_WORK TO COMPLETE_:
Set down each entry as it stands. Skip the pictures.

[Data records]

= = =

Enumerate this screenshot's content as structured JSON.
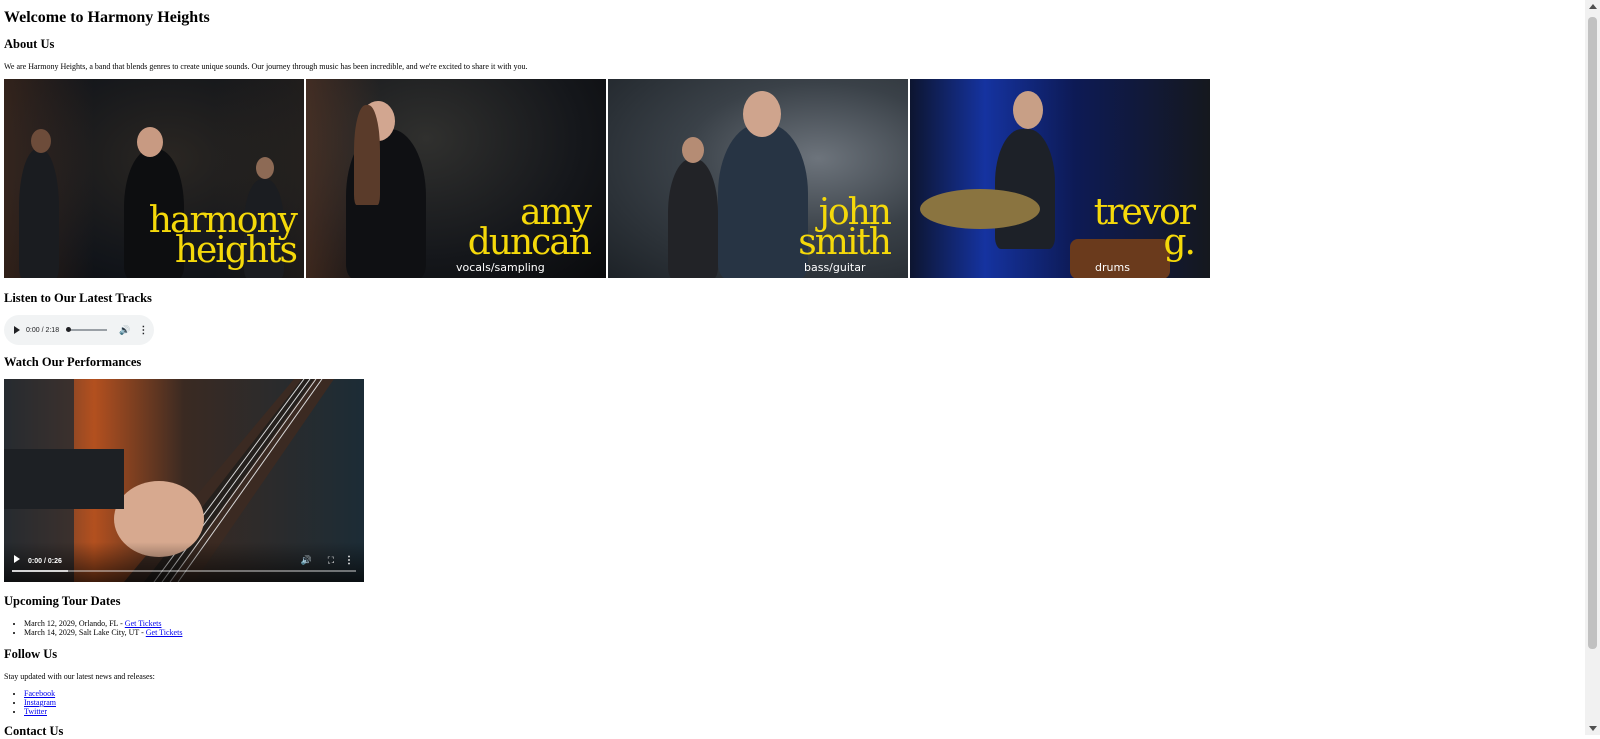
{
  "page": {
    "title": "Welcome to Harmony Heights"
  },
  "about": {
    "heading": "About Us",
    "text": "We are Harmony Heights, a band that blends genres to create unique sounds. Our journey through music has been incredible, and we're excited to share it with you."
  },
  "gallery": [
    {
      "name": "harmony heights",
      "role": "",
      "icon": "band-photo"
    },
    {
      "name": "amy duncan",
      "role": "vocals/sampling",
      "icon": "singer-photo"
    },
    {
      "name": "john smith",
      "role": "bass/guitar",
      "icon": "bassist-photo"
    },
    {
      "name": "trevor g.",
      "role": "drums",
      "icon": "drummer-photo"
    }
  ],
  "tracks": {
    "heading": "Listen to Our Latest Tracks",
    "audio_time": "0:00 / 2:18"
  },
  "performances": {
    "heading": "Watch Our Performances",
    "video_time": "0:00 / 0:26"
  },
  "tour": {
    "heading": "Upcoming Tour Dates",
    "dates": [
      {
        "text": "March 12, 2029, Orlando, FL - ",
        "link": "Get Tickets"
      },
      {
        "text": "March 14, 2029, Salt Lake City, UT - ",
        "link": "Get Tickets"
      }
    ]
  },
  "follow": {
    "heading": "Follow Us",
    "text": "Stay updated with our latest news and releases:",
    "links": [
      "Facebook",
      "Instagram",
      "Twitter"
    ]
  },
  "contact": {
    "heading": "Contact Us"
  },
  "colors": {
    "accent": "#f5d90a",
    "link": "#0000ee"
  }
}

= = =

_WRITTEN SOLUTION_:
Enumerate this screenshot's content as structured JSON.
{
  "page": {
    "title": "Welcome to Harmony Heights"
  },
  "about": {
    "heading": "About Us",
    "text": "We are Harmony Heights, a band that blends genres to create unique sounds. Our journey through music has been incredible, and we're excited to share it with you."
  },
  "gallery": [
    {
      "name": "harmony heights",
      "role": "",
      "icon": "band-photo"
    },
    {
      "name": "amy duncan",
      "role": "vocals/sampling",
      "icon": "singer-photo"
    },
    {
      "name": "john smith",
      "role": "bass/guitar",
      "icon": "bassist-photo"
    },
    {
      "name": "trevor g.",
      "role": "drums",
      "icon": "drummer-photo"
    }
  ],
  "tracks": {
    "heading": "Listen to Our Latest Tracks",
    "audio_time": "0:00 / 2:18"
  },
  "performances": {
    "heading": "Watch Our Performances",
    "video_time": "0:00 / 0:26"
  },
  "tour": {
    "heading": "Upcoming Tour Dates",
    "dates": [
      {
        "text": "March 12, 2029, Orlando, FL - ",
        "link": "Get Tickets"
      },
      {
        "text": "March 14, 2029, Salt Lake City, UT - ",
        "link": "Get Tickets"
      }
    ]
  },
  "follow": {
    "heading": "Follow Us",
    "text": "Stay updated with our latest news and releases:",
    "links": [
      "Facebook",
      "Instagram",
      "Twitter"
    ]
  },
  "contact": {
    "heading": "Contact Us"
  },
  "colors": {
    "accent": "#f5d90a",
    "link": "#0000ee"
  }
}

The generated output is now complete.